__Your task__
Print the records below exactly, and do not carry over any picture.

__Dataset records__
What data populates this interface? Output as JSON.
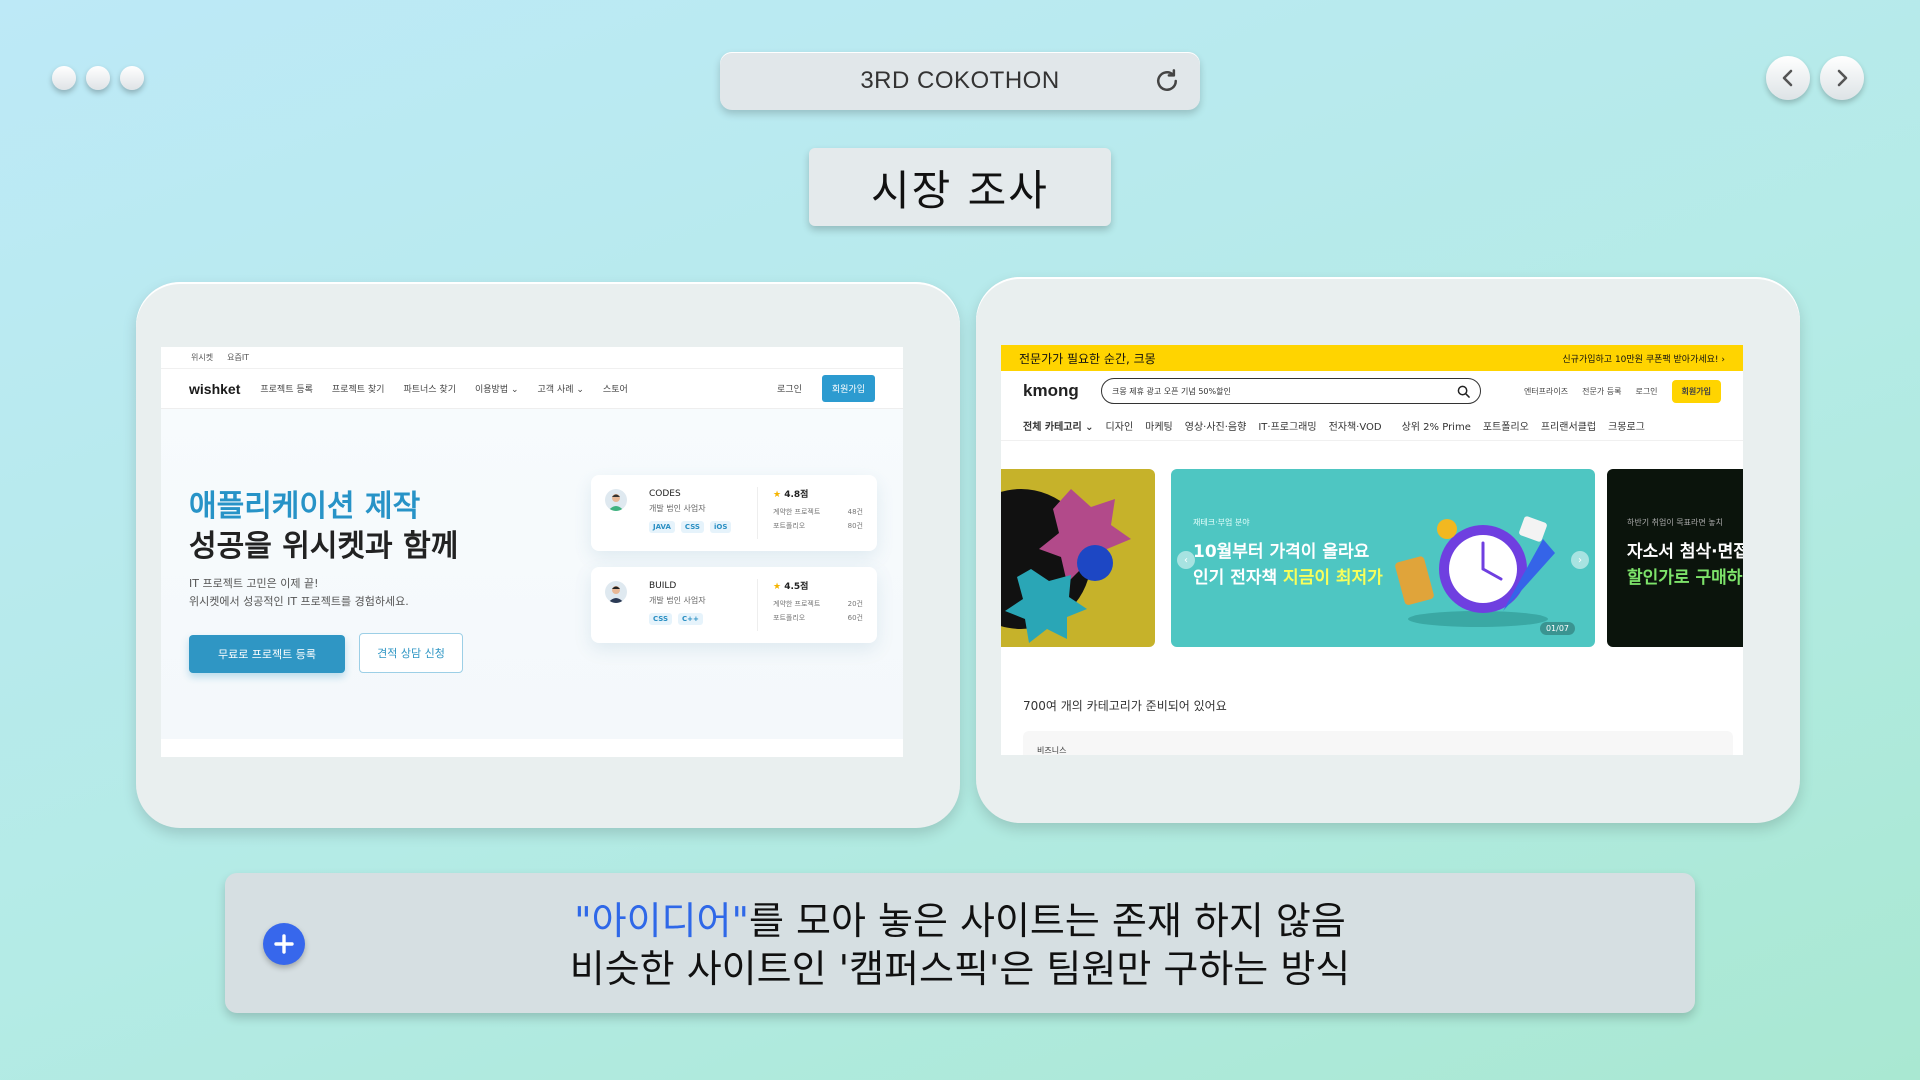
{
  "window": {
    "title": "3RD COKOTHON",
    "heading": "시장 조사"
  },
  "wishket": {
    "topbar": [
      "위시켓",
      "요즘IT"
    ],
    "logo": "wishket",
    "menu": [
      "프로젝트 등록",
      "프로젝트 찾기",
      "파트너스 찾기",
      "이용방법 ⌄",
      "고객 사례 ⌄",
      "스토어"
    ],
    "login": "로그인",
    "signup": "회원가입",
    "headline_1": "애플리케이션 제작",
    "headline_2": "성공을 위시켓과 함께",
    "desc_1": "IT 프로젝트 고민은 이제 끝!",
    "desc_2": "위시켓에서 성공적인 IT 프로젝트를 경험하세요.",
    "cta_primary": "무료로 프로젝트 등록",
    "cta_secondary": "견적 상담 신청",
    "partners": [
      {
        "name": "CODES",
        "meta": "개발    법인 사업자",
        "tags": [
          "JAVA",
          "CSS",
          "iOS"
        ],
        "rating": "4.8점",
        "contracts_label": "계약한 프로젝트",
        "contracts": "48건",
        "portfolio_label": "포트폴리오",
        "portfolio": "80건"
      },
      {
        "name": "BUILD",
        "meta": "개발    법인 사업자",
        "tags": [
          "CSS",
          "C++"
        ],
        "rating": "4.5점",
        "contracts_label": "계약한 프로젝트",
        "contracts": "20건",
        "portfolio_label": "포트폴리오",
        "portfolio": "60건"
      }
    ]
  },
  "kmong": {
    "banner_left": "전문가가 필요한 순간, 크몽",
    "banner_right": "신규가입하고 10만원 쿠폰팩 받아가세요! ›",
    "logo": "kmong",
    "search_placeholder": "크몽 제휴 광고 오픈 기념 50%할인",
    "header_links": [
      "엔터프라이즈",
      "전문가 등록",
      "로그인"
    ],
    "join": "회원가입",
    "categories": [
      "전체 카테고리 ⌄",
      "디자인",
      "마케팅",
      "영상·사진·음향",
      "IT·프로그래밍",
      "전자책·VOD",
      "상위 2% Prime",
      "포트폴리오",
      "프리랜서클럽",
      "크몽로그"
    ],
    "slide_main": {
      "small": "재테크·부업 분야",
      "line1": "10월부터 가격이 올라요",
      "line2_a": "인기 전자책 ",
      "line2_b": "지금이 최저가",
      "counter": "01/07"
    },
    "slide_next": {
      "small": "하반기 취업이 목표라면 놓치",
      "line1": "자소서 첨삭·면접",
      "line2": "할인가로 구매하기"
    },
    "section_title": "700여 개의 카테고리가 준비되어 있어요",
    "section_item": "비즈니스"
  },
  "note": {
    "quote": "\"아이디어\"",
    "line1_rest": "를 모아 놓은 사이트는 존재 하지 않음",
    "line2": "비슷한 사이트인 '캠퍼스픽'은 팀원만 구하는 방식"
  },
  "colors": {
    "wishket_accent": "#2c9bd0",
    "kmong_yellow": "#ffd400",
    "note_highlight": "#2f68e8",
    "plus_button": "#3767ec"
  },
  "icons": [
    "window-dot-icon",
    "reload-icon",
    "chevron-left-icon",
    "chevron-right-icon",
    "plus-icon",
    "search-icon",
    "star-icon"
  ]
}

__Answer section__
What data populates this interface? Output as JSON.
{
  "window": {
    "title": "3RD COKOTHON",
    "heading": "시장 조사"
  },
  "wishket": {
    "topbar": [
      "위시켓",
      "요즘IT"
    ],
    "logo": "wishket",
    "menu": [
      "프로젝트 등록",
      "프로젝트 찾기",
      "파트너스 찾기",
      "이용방법 ⌄",
      "고객 사례 ⌄",
      "스토어"
    ],
    "login": "로그인",
    "signup": "회원가입",
    "headline_1": "애플리케이션 제작",
    "headline_2": "성공을 위시켓과 함께",
    "desc_1": "IT 프로젝트 고민은 이제 끝!",
    "desc_2": "위시켓에서 성공적인 IT 프로젝트를 경험하세요.",
    "cta_primary": "무료로 프로젝트 등록",
    "cta_secondary": "견적 상담 신청",
    "partners": [
      {
        "name": "CODES",
        "meta": "개발    법인 사업자",
        "tags": [
          "JAVA",
          "CSS",
          "iOS"
        ],
        "rating": "4.8점",
        "contracts_label": "계약한 프로젝트",
        "contracts": "48건",
        "portfolio_label": "포트폴리오",
        "portfolio": "80건"
      },
      {
        "name": "BUILD",
        "meta": "개발    법인 사업자",
        "tags": [
          "CSS",
          "C++"
        ],
        "rating": "4.5점",
        "contracts_label": "계약한 프로젝트",
        "contracts": "20건",
        "portfolio_label": "포트폴리오",
        "portfolio": "60건"
      }
    ]
  },
  "kmong": {
    "banner_left": "전문가가 필요한 순간, 크몽",
    "banner_right": "신규가입하고 10만원 쿠폰팩 받아가세요! ›",
    "logo": "kmong",
    "search_placeholder": "크몽 제휴 광고 오픈 기념 50%할인",
    "header_links": [
      "엔터프라이즈",
      "전문가 등록",
      "로그인"
    ],
    "join": "회원가입",
    "categories": [
      "전체 카테고리 ⌄",
      "디자인",
      "마케팅",
      "영상·사진·음향",
      "IT·프로그래밍",
      "전자책·VOD",
      "상위 2% Prime",
      "포트폴리오",
      "프리랜서클럽",
      "크몽로그"
    ],
    "slide_main": {
      "small": "재테크·부업 분야",
      "line1": "10월부터 가격이 올라요",
      "line2_a": "인기 전자책 ",
      "line2_b": "지금이 최저가",
      "counter": "01/07"
    },
    "slide_next": {
      "small": "하반기 취업이 목표라면 놓치",
      "line1": "자소서 첨삭·면접",
      "line2": "할인가로 구매하기"
    },
    "section_title": "700여 개의 카테고리가 준비되어 있어요",
    "section_item": "비즈니스"
  },
  "note": {
    "quote": "\"아이디어\"",
    "line1_rest": "를 모아 놓은 사이트는 존재 하지 않음",
    "line2": "비슷한 사이트인 '캠퍼스픽'은 팀원만 구하는 방식"
  },
  "colors": {
    "wishket_accent": "#2c9bd0",
    "kmong_yellow": "#ffd400",
    "note_highlight": "#2f68e8",
    "plus_button": "#3767ec"
  },
  "icons": [
    "window-dot-icon",
    "reload-icon",
    "chevron-left-icon",
    "chevron-right-icon",
    "plus-icon",
    "search-icon",
    "star-icon"
  ]
}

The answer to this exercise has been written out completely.